|9 November - 27 November 2004
Conversations with Absent Others
||Conversations with absent others is an innovative continuation of Kershaw’s Geodetic Monuments series, shown at the Contemporary Project space, Art Gallery of New South Wales, 2002, and at the Centre for Contemporary Photography, Melbourne 2003. This new photographic series delves further into the idea of the landscape as a site for correspondence between the living and the dead. |
Geodetic stations were created in Australia from the1960s through to the 1980’s to serve as control points for map making, essentially punctuating the landscape for industrial or agricultural use. In this series, Kershaw has elaborately constructed shrine-like assemblages around the concrete obelisks, playing with the concept of emotional association that the naming of these structures implies.
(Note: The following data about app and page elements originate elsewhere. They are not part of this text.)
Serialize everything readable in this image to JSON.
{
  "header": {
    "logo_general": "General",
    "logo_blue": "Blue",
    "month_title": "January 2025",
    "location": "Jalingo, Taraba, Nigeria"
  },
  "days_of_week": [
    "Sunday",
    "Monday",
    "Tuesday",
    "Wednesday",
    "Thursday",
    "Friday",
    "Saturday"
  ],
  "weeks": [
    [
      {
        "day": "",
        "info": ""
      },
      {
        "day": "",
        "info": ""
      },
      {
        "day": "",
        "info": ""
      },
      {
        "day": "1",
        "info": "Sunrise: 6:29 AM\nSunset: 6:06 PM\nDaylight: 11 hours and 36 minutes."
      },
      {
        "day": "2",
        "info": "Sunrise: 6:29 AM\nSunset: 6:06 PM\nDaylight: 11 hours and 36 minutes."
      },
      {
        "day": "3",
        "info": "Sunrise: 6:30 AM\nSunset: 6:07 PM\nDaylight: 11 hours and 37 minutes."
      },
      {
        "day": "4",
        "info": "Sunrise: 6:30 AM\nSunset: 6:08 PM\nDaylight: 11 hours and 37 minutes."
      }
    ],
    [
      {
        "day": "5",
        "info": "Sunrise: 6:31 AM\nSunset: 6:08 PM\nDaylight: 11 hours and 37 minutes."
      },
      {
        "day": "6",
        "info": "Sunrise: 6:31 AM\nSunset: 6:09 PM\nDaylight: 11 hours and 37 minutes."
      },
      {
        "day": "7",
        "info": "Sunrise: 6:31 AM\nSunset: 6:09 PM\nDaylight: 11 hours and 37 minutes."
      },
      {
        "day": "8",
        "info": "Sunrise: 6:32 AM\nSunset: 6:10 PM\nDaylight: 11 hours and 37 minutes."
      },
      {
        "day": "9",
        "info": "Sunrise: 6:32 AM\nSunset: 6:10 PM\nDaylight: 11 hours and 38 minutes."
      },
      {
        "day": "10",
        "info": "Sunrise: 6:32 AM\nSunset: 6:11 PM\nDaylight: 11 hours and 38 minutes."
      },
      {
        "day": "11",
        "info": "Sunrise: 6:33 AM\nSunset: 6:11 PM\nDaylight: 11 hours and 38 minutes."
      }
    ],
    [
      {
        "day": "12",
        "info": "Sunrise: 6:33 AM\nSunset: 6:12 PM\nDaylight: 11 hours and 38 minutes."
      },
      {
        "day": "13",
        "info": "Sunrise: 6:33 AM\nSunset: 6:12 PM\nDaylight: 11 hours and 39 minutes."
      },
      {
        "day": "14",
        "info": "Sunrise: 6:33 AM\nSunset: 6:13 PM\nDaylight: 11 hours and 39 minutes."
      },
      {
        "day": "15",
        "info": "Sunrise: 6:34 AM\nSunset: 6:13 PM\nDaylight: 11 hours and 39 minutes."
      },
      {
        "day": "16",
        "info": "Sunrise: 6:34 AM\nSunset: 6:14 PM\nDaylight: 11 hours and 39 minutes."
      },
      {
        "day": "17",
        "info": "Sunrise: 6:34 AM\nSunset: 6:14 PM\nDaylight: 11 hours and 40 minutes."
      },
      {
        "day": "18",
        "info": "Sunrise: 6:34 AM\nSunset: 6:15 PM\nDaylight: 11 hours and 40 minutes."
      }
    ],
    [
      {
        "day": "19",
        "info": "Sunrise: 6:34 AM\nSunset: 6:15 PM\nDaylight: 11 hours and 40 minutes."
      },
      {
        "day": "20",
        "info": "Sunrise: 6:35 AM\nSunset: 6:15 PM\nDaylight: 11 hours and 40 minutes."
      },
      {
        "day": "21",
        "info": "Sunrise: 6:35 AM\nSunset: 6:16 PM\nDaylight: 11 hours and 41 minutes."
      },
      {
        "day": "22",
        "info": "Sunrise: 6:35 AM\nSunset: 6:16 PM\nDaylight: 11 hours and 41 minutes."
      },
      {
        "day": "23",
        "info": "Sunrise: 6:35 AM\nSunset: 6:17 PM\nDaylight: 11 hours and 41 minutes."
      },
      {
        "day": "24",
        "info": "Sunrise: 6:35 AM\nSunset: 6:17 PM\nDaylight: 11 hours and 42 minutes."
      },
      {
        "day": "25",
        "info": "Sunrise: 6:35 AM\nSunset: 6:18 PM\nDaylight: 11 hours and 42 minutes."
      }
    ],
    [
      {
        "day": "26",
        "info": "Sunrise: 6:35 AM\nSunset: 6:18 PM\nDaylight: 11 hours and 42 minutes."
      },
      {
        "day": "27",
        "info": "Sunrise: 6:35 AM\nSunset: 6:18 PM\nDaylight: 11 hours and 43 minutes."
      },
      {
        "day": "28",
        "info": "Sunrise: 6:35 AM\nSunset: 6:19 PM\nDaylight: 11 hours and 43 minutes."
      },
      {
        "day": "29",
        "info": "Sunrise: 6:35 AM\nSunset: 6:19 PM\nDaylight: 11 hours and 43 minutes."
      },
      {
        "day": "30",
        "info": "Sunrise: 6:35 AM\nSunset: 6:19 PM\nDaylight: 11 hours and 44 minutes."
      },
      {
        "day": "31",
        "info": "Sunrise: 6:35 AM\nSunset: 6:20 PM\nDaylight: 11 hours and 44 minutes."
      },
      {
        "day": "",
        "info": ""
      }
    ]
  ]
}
The inspiration for this recent body of work began with an unlikely muse; a New South Wales field-hand, Ronald Dodd. Dodd was a locally esteemed character, and, as a gesture of recognition, the district council of his home-town, Lismore, named a geodetic point after him. This practice is not uncommon – these unmomentous concrete markers are often named after dead surveyors, imbuing them with personal and social relevance. As such, these geodetic points gain emotive significance as unofficial memorials. Kershaw became fascinated with the concept of prosaic landmarks transcending their utilitarian function. He has initiated a body of work which seeks to display the economic terrain as a ‘psycho-geographical landscape’ capable of instigating an ephemeral dialogue between the viewer and ‘absent others’.
These photographs are majestic in their composition. Kershaw has deliberately selected geodetic points from pastoral locations for their mythological ambience. Rolling hills and manicured farmland seemed to possess more of a human presence. Employing the dramatic morning and evening skies as the backdrop to his uncanny compositions, Kershaw festoons these unassuming concrete monoliths and platforms with offerings and signals. One structure stands ominously with red wax dripping down its sides, suggestive of an alter or sacrificial table. In another, a pyramid of glasses containing milk akin to a Balinese temple seems to be summoning the goodwill of the spirits on top of a hill. These images are not lacking in humour, as a sea of faces cut from watermelons smile ridiculously as effigies of the living. Conversations with absent others presents alternative readings to an essentially static Euro-centric vision. These constructions attempt to instil the landscape with an atmosphere of empathy and memory, transforming their geodetic purpose into congregations reaching for the heavens.